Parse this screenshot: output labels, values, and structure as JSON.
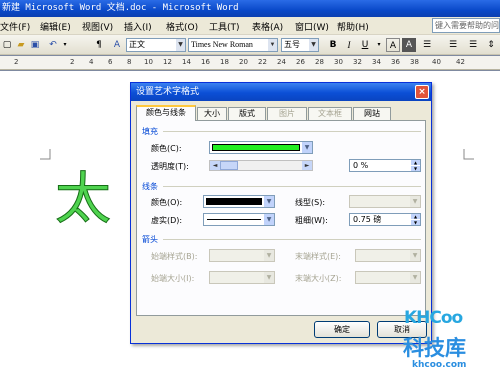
{
  "window": {
    "title": "新建 Microsoft Word 文档.doc - Microsoft Word"
  },
  "menu": {
    "items": [
      "文件(F)",
      "编辑(E)",
      "视图(V)",
      "插入(I)",
      "格式(O)",
      "工具(T)",
      "表格(A)",
      "窗口(W)",
      "帮助(H)"
    ],
    "help_placeholder": "键入需要帮助的问题"
  },
  "toolbar": {
    "style": "正文",
    "font": "Times New Roman",
    "size": "五号",
    "bold": "B",
    "italic": "I",
    "underline": "U",
    "font_color": "A"
  },
  "ruler": {
    "numbers": [
      "2",
      "2",
      "4",
      "6",
      "8",
      "10",
      "12",
      "14",
      "16",
      "18",
      "20",
      "22",
      "24",
      "26",
      "28",
      "30",
      "32",
      "34",
      "36",
      "38",
      "40",
      "42"
    ]
  },
  "document": {
    "wordart_text": "太"
  },
  "dialog": {
    "title": "设置艺术字格式",
    "close": "×",
    "tabs": [
      "颜色与线条",
      "大小",
      "版式",
      "图片",
      "文本框",
      "网站"
    ],
    "fill": {
      "section": "填充",
      "color_label": "颜色(C):",
      "color_value": "#22ee22",
      "transparency_label": "透明度(T):",
      "transparency_value": "0 %"
    },
    "line": {
      "section": "线条",
      "color_label": "颜色(O):",
      "color_value": "#000000",
      "style_label": "线型(S):",
      "dash_label": "虚实(D):",
      "weight_label": "粗细(W):",
      "weight_value": "0.75 磅"
    },
    "arrows": {
      "section": "箭头",
      "begin_style_label": "始端样式(B):",
      "end_style_label": "末端样式(E):",
      "begin_size_label": "始端大小(I):",
      "end_size_label": "末端大小(Z):"
    },
    "ok": "确定",
    "cancel": "取消"
  },
  "watermark": {
    "logo": "KHCoo",
    "name": "科技库",
    "url": "khcoo.com"
  }
}
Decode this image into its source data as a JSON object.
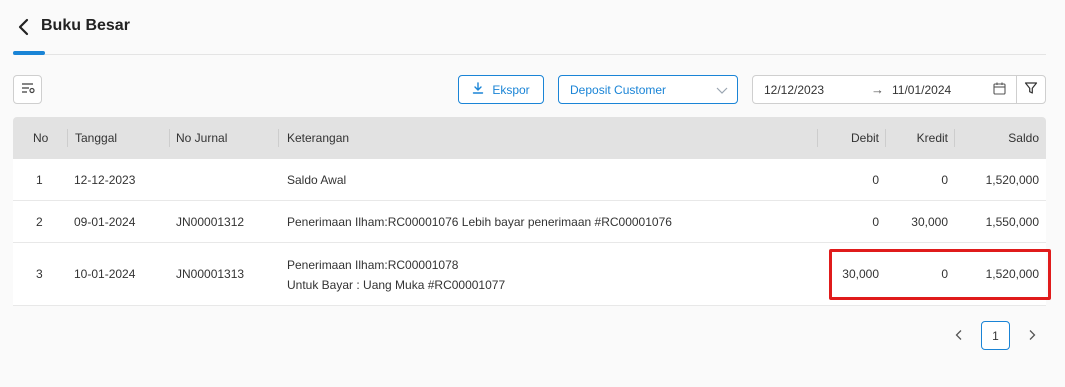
{
  "header": {
    "title": "Buku Besar"
  },
  "toolbar": {
    "export_label": "Ekspor",
    "account_select": "Deposit Customer",
    "date_start": "12/12/2023",
    "date_arrow": "→",
    "date_end": "11/01/2024"
  },
  "table": {
    "columns": [
      "No",
      "Tanggal",
      "No Jurnal",
      "Keterangan",
      "Debit",
      "Kredit",
      "Saldo"
    ],
    "rows": [
      {
        "no": "1",
        "tanggal": "12-12-2023",
        "no_jurnal": "",
        "keterangan": [
          "Saldo Awal"
        ],
        "debit": "0",
        "kredit": "0",
        "saldo": "1,520,000"
      },
      {
        "no": "2",
        "tanggal": "09-01-2024",
        "no_jurnal": "JN00001312",
        "keterangan": [
          "Penerimaan Ilham:RC00001076 Lebih bayar penerimaan #RC00001076"
        ],
        "debit": "0",
        "kredit": "30,000",
        "saldo": "1,550,000"
      },
      {
        "no": "3",
        "tanggal": "10-01-2024",
        "no_jurnal": "JN00001313",
        "keterangan": [
          "Penerimaan Ilham:RC00001078",
          "Untuk Bayar : Uang Muka #RC00001077"
        ],
        "debit": "30,000",
        "kredit": "0",
        "saldo": "1,520,000"
      }
    ]
  },
  "pagination": {
    "current_page": "1"
  },
  "colors": {
    "accent": "#1a84d6",
    "highlight": "#e01b1b",
    "header_bg": "#e2e2e2"
  }
}
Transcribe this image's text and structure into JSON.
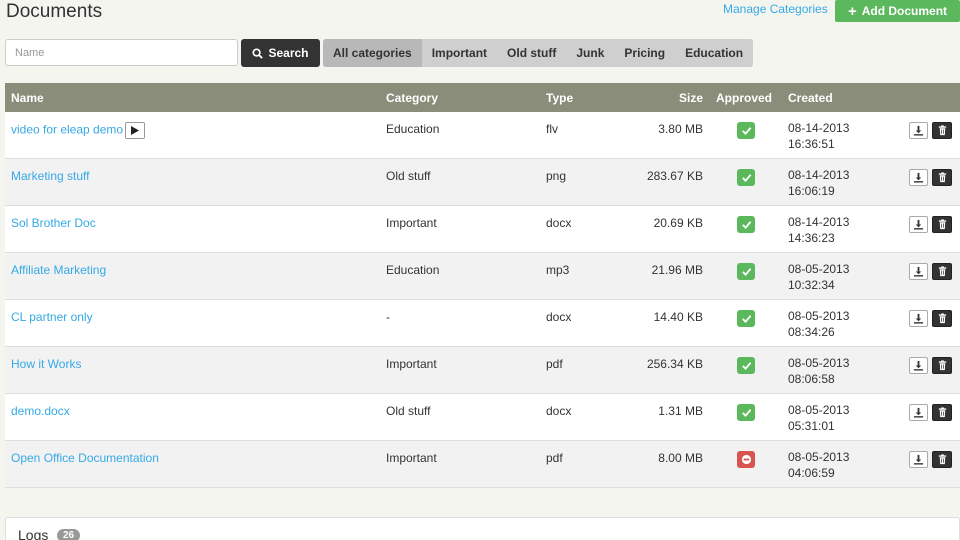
{
  "header": {
    "title": "Documents",
    "manage_link": "Manage Categories",
    "add_button": "Add Document"
  },
  "search": {
    "placeholder": "Name",
    "value": "",
    "button": "Search"
  },
  "categories": [
    {
      "label": "All categories",
      "active": true
    },
    {
      "label": "Important",
      "active": false
    },
    {
      "label": "Old stuff",
      "active": false
    },
    {
      "label": "Junk",
      "active": false
    },
    {
      "label": "Pricing",
      "active": false
    },
    {
      "label": "Education",
      "active": false
    }
  ],
  "table": {
    "columns": {
      "name": "Name",
      "category": "Category",
      "type": "Type",
      "size": "Size",
      "approved": "Approved",
      "created": "Created"
    },
    "rows": [
      {
        "name": "video for eleap demo",
        "category": "Education",
        "type": "flv",
        "size": "3.80 MB",
        "approved": true,
        "date": "08-14-2013",
        "time": "16:36:51",
        "play": true
      },
      {
        "name": "Marketing stuff",
        "category": "Old stuff",
        "type": "png",
        "size": "283.67 KB",
        "approved": true,
        "date": "08-14-2013",
        "time": "16:06:19",
        "play": false
      },
      {
        "name": "Sol Brother Doc",
        "category": "Important",
        "type": "docx",
        "size": "20.69 KB",
        "approved": true,
        "date": "08-14-2013",
        "time": "14:36:23",
        "play": false
      },
      {
        "name": "Affiliate Marketing",
        "category": "Education",
        "type": "mp3",
        "size": "21.96 MB",
        "approved": true,
        "date": "08-05-2013",
        "time": "10:32:34",
        "play": false
      },
      {
        "name": "CL partner only",
        "category": "-",
        "type": "docx",
        "size": "14.40 KB",
        "approved": true,
        "date": "08-05-2013",
        "time": "08:34:26",
        "play": false
      },
      {
        "name": "How it Works",
        "category": "Important",
        "type": "pdf",
        "size": "256.34 KB",
        "approved": true,
        "date": "08-05-2013",
        "time": "08:06:58",
        "play": false
      },
      {
        "name": "demo.docx",
        "category": "Old stuff",
        "type": "docx",
        "size": "1.31 MB",
        "approved": true,
        "date": "08-05-2013",
        "time": "05:31:01",
        "play": false
      },
      {
        "name": "Open Office Documentation",
        "category": "Important",
        "type": "pdf",
        "size": "8.00 MB",
        "approved": false,
        "date": "08-05-2013",
        "time": "04:06:59",
        "play": false
      }
    ]
  },
  "logs": {
    "title": "Logs",
    "count": "26"
  },
  "colors": {
    "accent_green": "#5cb85c",
    "link_blue": "#35a9e6",
    "header_gray": "#8b8d7b",
    "rejected_red": "#d9534f"
  },
  "icons": {
    "add": "plus-icon",
    "search": "magnifier-icon",
    "play": "play-icon",
    "approved": "check-icon",
    "rejected": "minus-circle-icon",
    "download": "download-icon",
    "delete": "trash-icon"
  }
}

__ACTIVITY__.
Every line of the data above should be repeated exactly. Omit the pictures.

__TASK OUTPUT__.
Parse this screenshot: output labels, values, and structure as JSON.
{
  "window": {
    "title": "新建 Microsoft Word 文档.doc - Microsoft Word"
  },
  "menu": {
    "items": [
      "文件(F)",
      "编辑(E)",
      "视图(V)",
      "插入(I)",
      "格式(O)",
      "工具(T)",
      "表格(A)",
      "窗口(W)",
      "帮助(H)"
    ],
    "help_placeholder": "键入需要帮助的问题"
  },
  "toolbar": {
    "style": "正文",
    "font": "Times New Roman",
    "size": "五号",
    "bold": "B",
    "italic": "I",
    "underline": "U",
    "font_color": "A"
  },
  "ruler": {
    "numbers": [
      "2",
      "2",
      "4",
      "6",
      "8",
      "10",
      "12",
      "14",
      "16",
      "18",
      "20",
      "22",
      "24",
      "26",
      "28",
      "30",
      "32",
      "34",
      "36",
      "38",
      "40",
      "42"
    ]
  },
  "document": {
    "wordart_text": "太"
  },
  "dialog": {
    "title": "设置艺术字格式",
    "close": "×",
    "tabs": [
      "颜色与线条",
      "大小",
      "版式",
      "图片",
      "文本框",
      "网站"
    ],
    "fill": {
      "section": "填充",
      "color_label": "颜色(C):",
      "color_value": "#22ee22",
      "transparency_label": "透明度(T):",
      "transparency_value": "0 %"
    },
    "line": {
      "section": "线条",
      "color_label": "颜色(O):",
      "color_value": "#000000",
      "style_label": "线型(S):",
      "dash_label": "虚实(D):",
      "weight_label": "粗细(W):",
      "weight_value": "0.75 磅"
    },
    "arrows": {
      "section": "箭头",
      "begin_style_label": "始端样式(B):",
      "end_style_label": "末端样式(E):",
      "begin_size_label": "始端大小(I):",
      "end_size_label": "末端大小(Z):"
    },
    "ok": "确定",
    "cancel": "取消"
  },
  "watermark": {
    "logo": "KHCoo",
    "name": "科技库",
    "url": "khcoo.com"
  }
}
Decode this image into its source data as a JSON object.
{
  "header": {
    "title": "Buku Besar"
  },
  "toolbar": {
    "export_label": "Ekspor",
    "account_select": "Deposit Customer",
    "date_start": "12/12/2023",
    "date_arrow": "→",
    "date_end": "11/01/2024"
  },
  "table": {
    "columns": [
      "No",
      "Tanggal",
      "No Jurnal",
      "Keterangan",
      "Debit",
      "Kredit",
      "Saldo"
    ],
    "rows": [
      {
        "no": "1",
        "tanggal": "12-12-2023",
        "no_jurnal": "",
        "keterangan": [
          "Saldo Awal"
        ],
        "debit": "0",
        "kredit": "0",
        "saldo": "1,520,000"
      },
      {
        "no": "2",
        "tanggal": "09-01-2024",
        "no_jurnal": "JN00001312",
        "keterangan": [
          "Penerimaan Ilham:RC00001076 Lebih bayar penerimaan #RC00001076"
        ],
        "debit": "0",
        "kredit": "30,000",
        "saldo": "1,550,000"
      },
      {
        "no": "3",
        "tanggal": "10-01-2024",
        "no_jurnal": "JN00001313",
        "keterangan": [
          "Penerimaan Ilham:RC00001078",
          "Untuk Bayar : Uang Muka #RC00001077"
        ],
        "debit": "30,000",
        "kredit": "0",
        "saldo": "1,520,000"
      }
    ]
  },
  "pagination": {
    "current_page": "1"
  },
  "colors": {
    "accent": "#1a84d6",
    "highlight": "#e01b1b",
    "header_bg": "#e2e2e2"
  }
}
Transcribe this image's text and structure into JSON.
{
  "header": {
    "title": "Documents",
    "manage_link": "Manage Categories",
    "add_button": "Add Document"
  },
  "search": {
    "placeholder": "Name",
    "value": "",
    "button": "Search"
  },
  "categories": [
    {
      "label": "All categories",
      "active": true
    },
    {
      "label": "Important",
      "active": false
    },
    {
      "label": "Old stuff",
      "active": false
    },
    {
      "label": "Junk",
      "active": false
    },
    {
      "label": "Pricing",
      "active": false
    },
    {
      "label": "Education",
      "active": false
    }
  ],
  "table": {
    "columns": {
      "name": "Name",
      "category": "Category",
      "type": "Type",
      "size": "Size",
      "approved": "Approved",
      "created": "Created"
    },
    "rows": [
      {
        "name": "video for eleap demo",
        "category": "Education",
        "type": "flv",
        "size": "3.80 MB",
        "approved": true,
        "date": "08-14-2013",
        "time": "16:36:51",
        "play": true
      },
      {
        "name": "Marketing stuff",
        "category": "Old stuff",
        "type": "png",
        "size": "283.67 KB",
        "approved": true,
        "date": "08-14-2013",
        "time": "16:06:19",
        "play": false
      },
      {
        "name": "Sol Brother Doc",
        "category": "Important",
        "type": "docx",
        "size": "20.69 KB",
        "approved": true,
        "date": "08-14-2013",
        "time": "14:36:23",
        "play": false
      },
      {
        "name": "Affiliate Marketing",
        "category": "Education",
        "type": "mp3",
        "size": "21.96 MB",
        "approved": true,
        "date": "08-05-2013",
        "time": "10:32:34",
        "play": false
      },
      {
        "name": "CL partner only",
        "category": "-",
        "type": "docx",
        "size": "14.40 KB",
        "approved": true,
        "date": "08-05-2013",
        "time": "08:34:26",
        "play": false
      },
      {
        "name": "How it Works",
        "category": "Important",
        "type": "pdf",
        "size": "256.34 KB",
        "approved": true,
        "date": "08-05-2013",
        "time": "08:06:58",
        "play": false
      },
      {
        "name": "demo.docx",
        "category": "Old stuff",
        "type": "docx",
        "size": "1.31 MB",
        "approved": true,
        "date": "08-05-2013",
        "time": "05:31:01",
        "play": false
      },
      {
        "name": "Open Office Documentation",
        "category": "Important",
        "type": "pdf",
        "size": "8.00 MB",
        "approved": false,
        "date": "08-05-2013",
        "time": "04:06:59",
        "play": false
      }
    ]
  },
  "logs": {
    "title": "Logs",
    "count": "26"
  },
  "colors": {
    "accent_green": "#5cb85c",
    "link_blue": "#35a9e6",
    "header_gray": "#8b8d7b",
    "rejected_red": "#d9534f"
  },
  "icons": {
    "add": "plus-icon",
    "search": "magnifier-icon",
    "play": "play-icon",
    "approved": "check-icon",
    "rejected": "minus-circle-icon",
    "download": "download-icon",
    "delete": "trash-icon"
  }
}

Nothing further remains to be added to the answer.